The chief justice further expressed that, as is the case with general elections, where a secret ballot is deemed necessary to enhance the freeness and fairness of elections, so it is with the election of the president by the Assembly.

This will allow MPs to exercise their vote freely without undue influence, or fear of disapproval by others. During the certification of the constitution, the Concourt addressed the conflict that may arise with MPs voting: “It was further submitted that this failure to effect full separation of powers enhances the power of executive government (particularly in the case of the president and provincial premier), thereby undercutting the representative basis of the democratic order An individual member remains free to follow the dictates of personal conscience. This is not inconsistent with democracy.”

Central to the freedom “to follow the dictates of personal conscience” is the oath of office. MPs are required to affirm faithfulness to the Republic and obedience to the constitution and laws. There is nothing in law that requires MPs to vote along party lines. This would mean that in the event of a conflict between upholding constitutional values and party loyalty, their irrevocable undertaking to serve the people must prevail. This ensures the principle “we the people shall govern”. On the issue of transparency and the secret or closed ballot, the Concourt stated that the electorate is at times entitled to know how their representatives carry out even some of their most sensitive obligations, such as passing a motion of no-confidence.
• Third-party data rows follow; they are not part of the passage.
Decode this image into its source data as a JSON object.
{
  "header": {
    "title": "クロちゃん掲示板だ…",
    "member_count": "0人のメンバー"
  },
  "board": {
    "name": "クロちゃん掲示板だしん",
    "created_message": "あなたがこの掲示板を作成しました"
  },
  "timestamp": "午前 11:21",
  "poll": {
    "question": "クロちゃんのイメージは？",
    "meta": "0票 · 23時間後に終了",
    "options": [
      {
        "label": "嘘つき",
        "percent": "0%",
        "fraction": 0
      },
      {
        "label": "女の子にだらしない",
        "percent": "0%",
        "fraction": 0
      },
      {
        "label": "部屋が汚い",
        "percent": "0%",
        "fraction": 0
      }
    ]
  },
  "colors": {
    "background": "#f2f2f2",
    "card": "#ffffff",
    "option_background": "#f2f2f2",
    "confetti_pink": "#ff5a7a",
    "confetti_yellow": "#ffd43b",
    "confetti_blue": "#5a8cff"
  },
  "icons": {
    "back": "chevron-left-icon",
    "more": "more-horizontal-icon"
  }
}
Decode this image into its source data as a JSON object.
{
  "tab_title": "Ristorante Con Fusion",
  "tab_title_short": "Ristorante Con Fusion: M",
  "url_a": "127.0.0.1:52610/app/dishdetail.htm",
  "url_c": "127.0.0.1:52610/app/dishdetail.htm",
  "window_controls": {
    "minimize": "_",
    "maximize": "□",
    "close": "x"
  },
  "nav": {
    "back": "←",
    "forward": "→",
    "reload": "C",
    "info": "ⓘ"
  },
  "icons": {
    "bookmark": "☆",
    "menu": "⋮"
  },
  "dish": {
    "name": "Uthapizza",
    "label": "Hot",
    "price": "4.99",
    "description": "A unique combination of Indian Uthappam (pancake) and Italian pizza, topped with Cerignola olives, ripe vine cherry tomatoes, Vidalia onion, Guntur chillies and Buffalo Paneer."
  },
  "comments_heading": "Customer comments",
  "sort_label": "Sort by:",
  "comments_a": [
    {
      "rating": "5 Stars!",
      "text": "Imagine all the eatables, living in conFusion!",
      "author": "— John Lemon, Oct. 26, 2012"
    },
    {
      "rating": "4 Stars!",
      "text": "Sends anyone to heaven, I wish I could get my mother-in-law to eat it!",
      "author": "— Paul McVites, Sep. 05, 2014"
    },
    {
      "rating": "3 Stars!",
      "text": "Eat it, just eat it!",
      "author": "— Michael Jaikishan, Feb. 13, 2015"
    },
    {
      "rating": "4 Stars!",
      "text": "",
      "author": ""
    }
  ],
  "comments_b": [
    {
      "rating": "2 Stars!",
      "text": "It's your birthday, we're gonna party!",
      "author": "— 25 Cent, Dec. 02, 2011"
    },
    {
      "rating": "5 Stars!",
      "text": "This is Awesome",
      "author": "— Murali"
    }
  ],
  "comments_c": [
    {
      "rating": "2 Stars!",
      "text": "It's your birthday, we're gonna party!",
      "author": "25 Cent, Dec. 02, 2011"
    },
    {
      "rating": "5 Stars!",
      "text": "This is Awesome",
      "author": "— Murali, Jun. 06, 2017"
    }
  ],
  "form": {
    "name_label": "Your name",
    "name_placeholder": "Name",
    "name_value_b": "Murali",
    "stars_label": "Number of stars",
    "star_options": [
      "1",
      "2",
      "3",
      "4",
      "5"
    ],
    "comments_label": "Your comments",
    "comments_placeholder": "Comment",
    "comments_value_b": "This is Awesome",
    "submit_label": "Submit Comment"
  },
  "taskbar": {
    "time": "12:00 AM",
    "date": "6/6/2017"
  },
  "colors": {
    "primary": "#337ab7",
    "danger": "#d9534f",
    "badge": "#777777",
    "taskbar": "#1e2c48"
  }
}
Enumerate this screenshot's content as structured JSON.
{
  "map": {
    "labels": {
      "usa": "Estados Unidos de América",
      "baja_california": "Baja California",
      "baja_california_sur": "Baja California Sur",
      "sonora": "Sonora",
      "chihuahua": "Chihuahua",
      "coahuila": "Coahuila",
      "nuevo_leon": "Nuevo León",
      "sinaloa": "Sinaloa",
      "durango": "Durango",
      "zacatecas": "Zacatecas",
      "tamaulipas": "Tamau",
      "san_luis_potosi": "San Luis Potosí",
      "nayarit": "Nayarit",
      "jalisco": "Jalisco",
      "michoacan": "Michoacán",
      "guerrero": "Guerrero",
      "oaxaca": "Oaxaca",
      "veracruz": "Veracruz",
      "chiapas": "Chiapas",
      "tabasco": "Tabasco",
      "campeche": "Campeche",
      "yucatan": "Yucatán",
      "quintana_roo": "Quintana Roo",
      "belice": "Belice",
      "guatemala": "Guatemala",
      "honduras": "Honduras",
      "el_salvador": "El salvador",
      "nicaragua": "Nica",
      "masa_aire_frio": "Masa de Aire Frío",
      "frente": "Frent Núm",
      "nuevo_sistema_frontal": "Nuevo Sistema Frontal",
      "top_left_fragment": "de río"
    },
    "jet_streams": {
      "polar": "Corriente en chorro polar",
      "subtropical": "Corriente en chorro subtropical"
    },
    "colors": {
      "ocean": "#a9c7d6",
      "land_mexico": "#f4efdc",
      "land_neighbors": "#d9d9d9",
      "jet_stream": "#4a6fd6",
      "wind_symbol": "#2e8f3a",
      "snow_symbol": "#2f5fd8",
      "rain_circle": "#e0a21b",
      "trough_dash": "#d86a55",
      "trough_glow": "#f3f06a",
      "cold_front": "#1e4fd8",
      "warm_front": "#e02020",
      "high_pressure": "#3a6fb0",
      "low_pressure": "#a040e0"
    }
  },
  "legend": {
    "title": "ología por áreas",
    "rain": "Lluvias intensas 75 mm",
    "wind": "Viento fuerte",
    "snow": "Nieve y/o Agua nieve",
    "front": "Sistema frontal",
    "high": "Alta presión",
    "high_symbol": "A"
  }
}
Therefore, MPs are not supposed to always operate under the cover of secrecy.

Considerations of transparency and openness sometimes demand a display of courage and the resoluteness to advance the best interests of those they represent, no matter the consequences, including the risk of dismissal for non-compliance with the party’s instructions.

These factors must also be reflected upon by the Speaker when considering whether voting is to be by secret or open ballot.

The guidance offered to the Speaker indicates that my right to know may be trumped by the need for effective accountability.

The Concourt also suggested that Parliament find safeguards to ensure MPs vote according to their conscience when it is necessary to enforce accountability.

This should be done without undermining the need to toe the party line.

Parliament will now have to consider the ruling on the interpretation of the constitution and the guidance offered by the Concourt. An observation is that should a motion of no-confidence in the president succeed, there will be an absence of power in government. The president will remain the president of the ruling party.

The MPs would have to elect a new president, who then would have to appoint a new cabinet.

The ruling party will be electing its new party president in December this year. Hypothetically, if the motion succeeds, will the ruling party be in a position to now appoint a new president? And how will all the changes impact the ratings agencies, investors and potential investors looking to invest in South Africa? Could this possibly cause further political instability leading to further downgrades?

* Jansen is a stakeholder and government engagement specialist at Zelna Jansen Consultancy.

** The views expressed here are not necessarily those of Independent Media.

The Sunday Independent